Moshe Molevski issues a warning about rising home prices in an article on Moneyville.ca:
Although there has been a slight price pull back during the last month or two, these market values are 100 per cent higher than a decade ago. Your house has more than doubled in 10 years, a compound appreciation of more than 7 per cent per year. This has occurred while virtually every other financial asset (other than gold) has declined in real value and housing prices in the United States have dropped by 30 per cent or more. Canadians who own their home are watching these numbers with glee, while those still renting are filled with envy and remorse. They both wonder: “How long can this continue?”.
Although precise timing is impossible, he concludes that a housing correction will come and unfortunately might be accompanied with a cluster of bad news. His advice:
Owners: Don’t spend your home equity quite yet. Yes, that renovation might add value to the house, but will you really be able to get your money back when you need it?
If you have been diligently paying down your mortgage and have reached the milestones of 40 per cent, 50 per cent or even 60 per cent ownership, keep it that way. Don’t turn back the clock by spending equity in the hopes the 7 per cent continues indefinitely. Half of California made that mistake.
Renters: For the young renters with fragile careers, new jobs and daunting work prospects, remember that if and when the real estate market corrects itself, it won’t happen during sunny economic times. In all likelihood it will coincide with a constellation of bad news.
In those times there will be a huge premium on flexibility. You will want to load up the car and move to better pastures. One month’s notice to the landlord and you are gone.
Oh, and next time you are at a cocktail party, being teased about renting by some debt-laden MBA or hedge-fund manager, remind the antagonist that your personal balance sheet is deleveraged, liquid and safer. That should give them pause.

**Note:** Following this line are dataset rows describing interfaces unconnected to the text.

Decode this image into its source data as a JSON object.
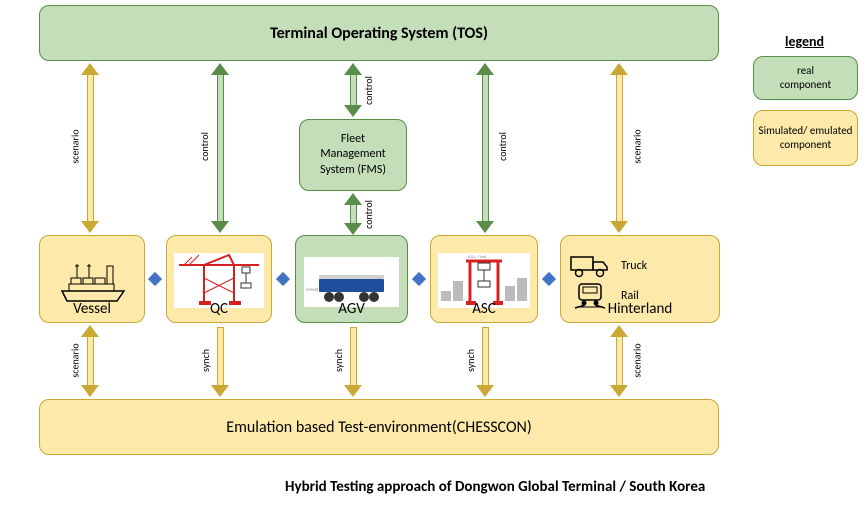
{
  "tos": {
    "label": "Terminal Operating System (TOS)"
  },
  "fms": {
    "label": "Fleet\nManagement\nSystem (FMS)"
  },
  "emulation": {
    "label": "Emulation based Test-environment(CHESSCON)"
  },
  "caption": "Hybrid Testing approach of Dongwon Global Terminal / South Korea",
  "legend": {
    "title": "legend",
    "real": "real\ncomponent",
    "sim": "Simulated/ emulated component"
  },
  "components": {
    "vessel": "Vessel",
    "qc": "QC",
    "agv": "AGV",
    "asc": "ASC",
    "hinterland": "Hinterland",
    "truck": "Truck",
    "rail": "Rail"
  },
  "arrows": {
    "scenario": "scenario",
    "control": "control",
    "synch": "synch"
  }
}
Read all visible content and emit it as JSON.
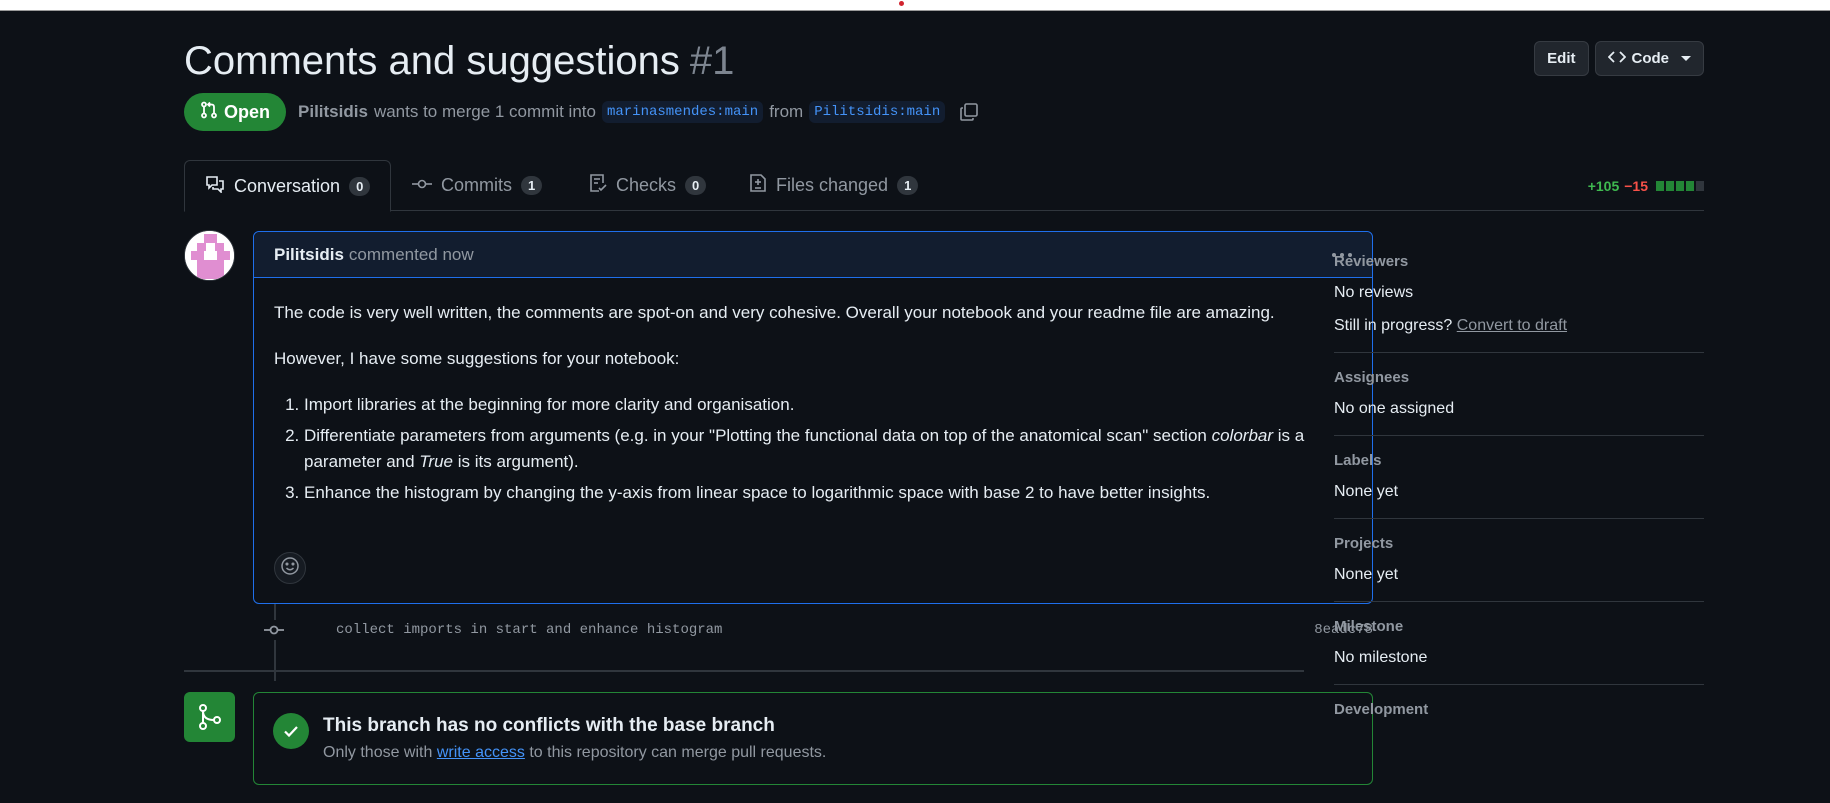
{
  "pr": {
    "title": "Comments and suggestions",
    "number": "#1",
    "state": "Open",
    "author": "Pilitsidis",
    "merge_text": "wants to merge 1 commit into",
    "base_branch": "marinasmendes:main",
    "from_text": "from",
    "head_branch": "Pilitsidis:main"
  },
  "header_actions": {
    "edit_label": "Edit",
    "code_label": "Code"
  },
  "tabs": [
    {
      "label": "Conversation",
      "count": "0"
    },
    {
      "label": "Commits",
      "count": "1"
    },
    {
      "label": "Checks",
      "count": "0"
    },
    {
      "label": "Files changed",
      "count": "1"
    }
  ],
  "diffstat": {
    "additions": "+105",
    "deletions": "−15",
    "blocks_added": 4,
    "blocks_total": 5
  },
  "comment": {
    "author": "Pilitsidis",
    "time_text": "commented now",
    "para1": "The code is very well written, the comments are spot-on and very cohesive. Overall your notebook and your readme file are amazing.",
    "para2": "However, I have some suggestions for your notebook:",
    "item1": "Import libraries at the beginning for more clarity and organisation.",
    "item2_a": "Differentiate parameters from arguments (e.g. in your \"Plotting the functional data on top of the anatomical scan\" section ",
    "item2_em1": "colorbar",
    "item2_b": " is a parameter and ",
    "item2_em2": "True",
    "item2_c": " is its argument).",
    "item3": "Enhance the histogram by changing the y-axis from linear space to logarithmic space with base 2 to have better insights."
  },
  "commit": {
    "message": "collect imports in start and enhance histogram",
    "sha": "8eadc78"
  },
  "merge": {
    "title": "This branch has no conflicts with the base branch",
    "sub_before": "Only those with",
    "sub_link": "write access",
    "sub_after": "to this repository can merge pull requests."
  },
  "sidebar": {
    "reviewers": {
      "heading": "Reviewers",
      "value": "No reviews",
      "draft_prefix": "Still in progress?",
      "draft_link": "Convert to draft"
    },
    "assignees": {
      "heading": "Assignees",
      "value": "No one assigned"
    },
    "labels": {
      "heading": "Labels",
      "value": "None yet"
    },
    "projects": {
      "heading": "Projects",
      "value": "None yet"
    },
    "milestone": {
      "heading": "Milestone",
      "value": "No milestone"
    },
    "development": {
      "heading": "Development"
    }
  },
  "colors": {
    "accent": "#238636",
    "link": "#4493f8",
    "background": "#0d1117"
  },
  "icons": [
    "git-pull-request-icon",
    "copy-icon",
    "code-icon",
    "comment-discussion-icon",
    "git-commit-icon",
    "checklist-icon",
    "file-diff-icon",
    "kebab-horizontal-icon",
    "smiley-icon",
    "git-merge-icon",
    "check-icon"
  ]
}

Read the entire article at: http://www.moneyville.ca/article/1037949--how-long-can-home-prices-keep-rising